Review: It's the angry, bloody and violent Hamlet at the Riverside Studios
Review: Polly Stenham's Hotel at the National Theatre

Ben Whishaw on being in love and Hamlet


It's the Australia and New Zealand festival of literature and arts here in London and Ben was on a panel this morning discussing art and spirituality among other things. It was led by Australian artist and writer Juliet Darling whose partner, art curator Nick Waterlow, was murdered along with his daughter by his mentally ill son.

Julia is a friend of film director Jane Campion and wrote a book, A Double Spring, about losing Nick.

Nick Waterlow believed you had to be an 'empty vessel' to fully appreciate art which Ben said he found a helpful ideology:

"It was helpful to me not just as a human being but in how you form relationships with others. You have to have an empty space and allow other people to come in and fill it."

Which led him on to talking about love:

"Falling in love is a similar sensation, being in a state of openness and a feeling that you are helpless to resist.
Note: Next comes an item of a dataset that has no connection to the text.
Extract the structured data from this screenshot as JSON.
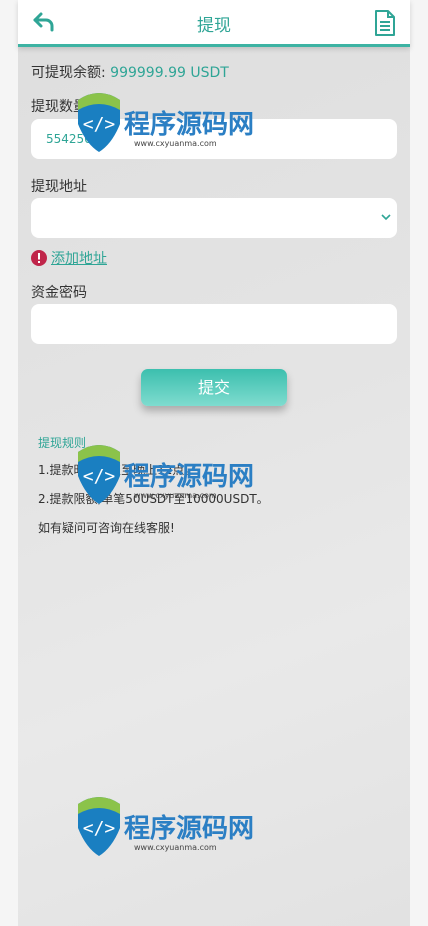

It changes the course of your life and you are powerless to resist."

And he was asked about how that idea shaped his performance, particularly Hamlet:

"My experience of the best times in my life and performance is when there has been self forgetfulness and the character is playing you, something has taken over; there is an ease and a sense you are in life's flow. I did have that sensation for a just a few nights when doing Hamlet."

Asked about personal life and personal experience vs what you give and expose in a performance he said:

"You don't necessary switch off what is happening to you personally, you use what you are feeling, you don't deny it. You've still got to get to the theatre, you've still got to give a live performance."

Tonight he's back at the festival again this time performing the Song of Solomon with music composed by his Australian husband Mark Bradshaw.